And like water, it takes being persistent. Just as water slowly erodes and reshapes a rock, the same approach needs to be taken to fight racism. But it takes patience and persistence.

As an example, the younger generation, he said, has stood up against racism, organizing and coming up with their own policy report in support of ethnic studies in high school. That led to legislation being passed to incorporate these courses into the curriculum. “Youth across the nation are just really persistent,” Jeung said. “You know, as middle schoolers they have been working on this for years now, and they are continuing to do so.”

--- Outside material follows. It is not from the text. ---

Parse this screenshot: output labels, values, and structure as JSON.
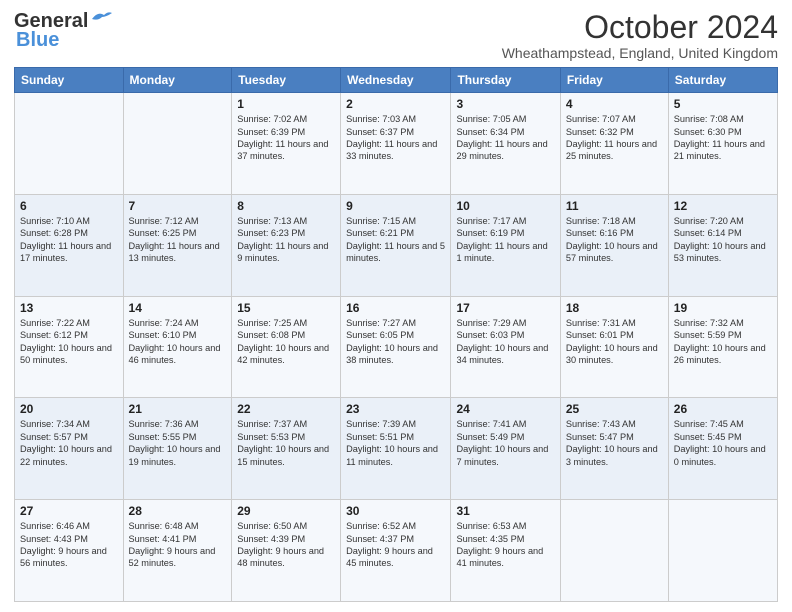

Also, coming together to protest injustice or to mourn a hate crime victim fights racism by showing strength and support, he said. And it can even extend to supporting Asian businesses, creating chaperone programs for the elderly, and establishing community safety programs. Actions such as these have “been really powerful to help us address the trauma, and then fight for institutional change,” Jeung said.

“We need to be persistent. We can’t just do a hashtag with them,” he said. “But we have to be persistent in fighting for change, and we need to be restorative.” Water, he said, is restorative. He recalled visiting Manzanar, the World War II desert internment camp off Highway 395 on the way to Mammoth Lakes. Though water was scarce there, some of it was used by the imprisoned Japanese American families to create gardens.

“They were able to restore their cell blocks into a garden,” Jeung said. “And I think what we need to do is to learn from our ancestors and help restore and make beautiful a community that’s now broken apart. So, we at Stop AAPI Hate are trying to use restorative justice as an approach and work alongside other communities of color to fight for change.”

These efforts include supporting legislation for ethnic studies in schools, as well as legislation to combat the harassment on the streets of women, he said. “So this is a way where we’re trying to be preventative and trying to be comprehensive in our approach to racism and working together for others.”

But it will take clarity, humbleness, persistence and being restorative.

“Let’s be clear on what’s happening. Let’s be educated like you are – and not just be aware – but be knowledgeable about the sources of racism,” Jeung said. “If we know about the sources of the racism, then we’ll be humble. We could realize that we all have implicit biases, that we all individually may be racist. So, we need to not attack individuals (who commit racist acts) but address the institutions that cause racism by being humble. Then we could be nonviolent in our approach, we could be persistent in making change, and then restorative and bringing communities together for justice for all.”